Activity -
Report every line of the data that includes "heart".

··· Records for the task ···

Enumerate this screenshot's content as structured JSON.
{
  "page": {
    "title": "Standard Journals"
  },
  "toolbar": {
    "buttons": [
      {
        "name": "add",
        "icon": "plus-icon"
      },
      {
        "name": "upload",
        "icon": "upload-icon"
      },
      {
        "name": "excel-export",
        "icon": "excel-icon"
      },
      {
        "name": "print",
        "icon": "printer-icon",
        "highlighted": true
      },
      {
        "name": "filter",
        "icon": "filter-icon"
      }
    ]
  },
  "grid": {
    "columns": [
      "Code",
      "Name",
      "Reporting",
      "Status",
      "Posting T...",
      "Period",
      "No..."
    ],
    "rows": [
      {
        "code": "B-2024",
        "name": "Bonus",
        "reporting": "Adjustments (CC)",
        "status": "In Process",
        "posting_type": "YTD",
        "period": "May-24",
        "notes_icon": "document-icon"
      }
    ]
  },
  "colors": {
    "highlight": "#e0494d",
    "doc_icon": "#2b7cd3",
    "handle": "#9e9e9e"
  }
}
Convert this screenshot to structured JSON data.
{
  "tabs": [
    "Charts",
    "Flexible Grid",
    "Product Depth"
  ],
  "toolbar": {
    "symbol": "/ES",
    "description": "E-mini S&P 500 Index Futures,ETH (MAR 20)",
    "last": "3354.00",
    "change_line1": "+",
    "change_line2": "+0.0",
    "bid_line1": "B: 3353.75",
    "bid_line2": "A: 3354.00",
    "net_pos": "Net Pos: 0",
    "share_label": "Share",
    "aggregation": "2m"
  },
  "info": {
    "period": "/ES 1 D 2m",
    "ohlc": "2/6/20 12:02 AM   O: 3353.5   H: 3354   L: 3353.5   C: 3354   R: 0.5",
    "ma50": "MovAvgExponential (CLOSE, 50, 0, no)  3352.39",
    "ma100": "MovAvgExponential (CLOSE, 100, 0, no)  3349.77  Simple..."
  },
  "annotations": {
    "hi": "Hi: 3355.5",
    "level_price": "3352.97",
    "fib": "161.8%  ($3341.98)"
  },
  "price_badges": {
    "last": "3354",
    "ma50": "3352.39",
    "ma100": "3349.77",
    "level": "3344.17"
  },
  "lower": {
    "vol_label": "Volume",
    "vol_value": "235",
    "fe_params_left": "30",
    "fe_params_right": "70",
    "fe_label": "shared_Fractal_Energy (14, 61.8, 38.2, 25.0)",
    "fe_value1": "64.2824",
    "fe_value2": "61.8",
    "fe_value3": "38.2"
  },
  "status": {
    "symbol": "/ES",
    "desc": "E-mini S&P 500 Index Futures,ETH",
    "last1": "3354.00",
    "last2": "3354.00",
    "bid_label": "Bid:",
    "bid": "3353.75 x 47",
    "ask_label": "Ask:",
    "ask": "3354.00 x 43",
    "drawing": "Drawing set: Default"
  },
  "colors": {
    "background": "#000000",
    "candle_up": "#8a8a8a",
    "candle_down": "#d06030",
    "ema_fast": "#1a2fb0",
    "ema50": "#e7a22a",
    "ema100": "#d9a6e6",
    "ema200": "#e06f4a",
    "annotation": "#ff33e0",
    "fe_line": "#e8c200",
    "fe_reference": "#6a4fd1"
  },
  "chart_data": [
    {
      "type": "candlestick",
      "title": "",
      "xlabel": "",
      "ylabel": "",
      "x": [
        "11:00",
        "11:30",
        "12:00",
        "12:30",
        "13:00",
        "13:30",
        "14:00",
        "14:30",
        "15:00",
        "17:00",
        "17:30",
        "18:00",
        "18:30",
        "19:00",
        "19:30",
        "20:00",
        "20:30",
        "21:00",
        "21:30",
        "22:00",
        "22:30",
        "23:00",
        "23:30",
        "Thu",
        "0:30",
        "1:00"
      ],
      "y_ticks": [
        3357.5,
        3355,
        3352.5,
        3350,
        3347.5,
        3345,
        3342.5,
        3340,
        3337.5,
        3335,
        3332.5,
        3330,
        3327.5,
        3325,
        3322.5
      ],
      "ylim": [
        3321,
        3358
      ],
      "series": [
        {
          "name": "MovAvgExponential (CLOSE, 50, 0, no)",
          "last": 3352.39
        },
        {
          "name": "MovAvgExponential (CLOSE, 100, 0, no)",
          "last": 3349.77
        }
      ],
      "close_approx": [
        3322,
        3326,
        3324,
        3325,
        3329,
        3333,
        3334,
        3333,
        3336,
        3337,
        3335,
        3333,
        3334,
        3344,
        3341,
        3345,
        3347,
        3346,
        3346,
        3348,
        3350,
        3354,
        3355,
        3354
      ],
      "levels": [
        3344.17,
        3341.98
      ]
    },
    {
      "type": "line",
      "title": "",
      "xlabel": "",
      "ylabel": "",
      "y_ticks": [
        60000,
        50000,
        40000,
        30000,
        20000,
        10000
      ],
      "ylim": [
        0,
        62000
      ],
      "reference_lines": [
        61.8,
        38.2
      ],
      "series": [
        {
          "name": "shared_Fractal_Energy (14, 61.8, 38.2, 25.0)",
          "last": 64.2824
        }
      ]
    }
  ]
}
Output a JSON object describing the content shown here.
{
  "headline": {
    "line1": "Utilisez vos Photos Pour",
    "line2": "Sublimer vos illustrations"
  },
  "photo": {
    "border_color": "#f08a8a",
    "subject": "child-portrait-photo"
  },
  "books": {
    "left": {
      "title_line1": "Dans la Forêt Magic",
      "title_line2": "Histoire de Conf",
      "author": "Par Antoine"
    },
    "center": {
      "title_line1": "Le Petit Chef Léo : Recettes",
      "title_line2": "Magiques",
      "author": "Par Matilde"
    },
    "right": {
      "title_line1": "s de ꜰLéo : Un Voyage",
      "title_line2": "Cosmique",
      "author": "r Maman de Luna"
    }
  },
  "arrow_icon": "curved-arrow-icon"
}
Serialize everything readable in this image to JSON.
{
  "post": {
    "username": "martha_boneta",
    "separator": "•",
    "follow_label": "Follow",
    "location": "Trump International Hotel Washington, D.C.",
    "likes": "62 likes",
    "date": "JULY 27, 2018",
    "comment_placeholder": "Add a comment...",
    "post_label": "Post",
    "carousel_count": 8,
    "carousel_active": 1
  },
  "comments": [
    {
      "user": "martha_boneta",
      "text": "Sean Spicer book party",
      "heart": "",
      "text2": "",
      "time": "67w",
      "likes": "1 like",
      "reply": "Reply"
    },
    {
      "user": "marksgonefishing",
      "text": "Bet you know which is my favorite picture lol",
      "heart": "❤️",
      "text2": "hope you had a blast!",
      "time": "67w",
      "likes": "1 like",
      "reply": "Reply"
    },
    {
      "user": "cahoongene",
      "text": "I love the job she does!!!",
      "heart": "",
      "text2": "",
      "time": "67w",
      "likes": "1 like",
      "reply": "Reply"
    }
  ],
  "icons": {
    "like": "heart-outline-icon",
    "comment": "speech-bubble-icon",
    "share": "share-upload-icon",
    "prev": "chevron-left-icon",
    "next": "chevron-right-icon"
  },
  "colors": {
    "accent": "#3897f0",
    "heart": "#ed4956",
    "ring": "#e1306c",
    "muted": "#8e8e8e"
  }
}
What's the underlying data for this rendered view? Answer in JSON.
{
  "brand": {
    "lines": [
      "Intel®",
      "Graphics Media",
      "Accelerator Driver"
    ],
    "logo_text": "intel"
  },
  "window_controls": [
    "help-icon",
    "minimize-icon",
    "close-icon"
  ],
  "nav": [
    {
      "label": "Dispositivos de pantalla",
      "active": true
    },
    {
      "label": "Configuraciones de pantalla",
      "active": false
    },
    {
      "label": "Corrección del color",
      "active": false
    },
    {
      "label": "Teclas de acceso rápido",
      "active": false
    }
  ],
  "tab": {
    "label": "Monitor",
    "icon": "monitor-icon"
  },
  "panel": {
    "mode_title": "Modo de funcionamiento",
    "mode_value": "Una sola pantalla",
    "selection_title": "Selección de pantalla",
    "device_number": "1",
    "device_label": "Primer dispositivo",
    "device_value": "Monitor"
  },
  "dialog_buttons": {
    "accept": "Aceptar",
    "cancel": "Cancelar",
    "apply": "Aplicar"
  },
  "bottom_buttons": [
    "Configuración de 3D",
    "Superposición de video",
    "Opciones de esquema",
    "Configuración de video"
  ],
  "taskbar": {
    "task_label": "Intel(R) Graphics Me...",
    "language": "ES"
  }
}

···

Solved exercise -
      "heart": "",
      "heart": "❤️",
      "heart": "",
    "like": "heart-outline-icon",
    "heart": "#ed4956",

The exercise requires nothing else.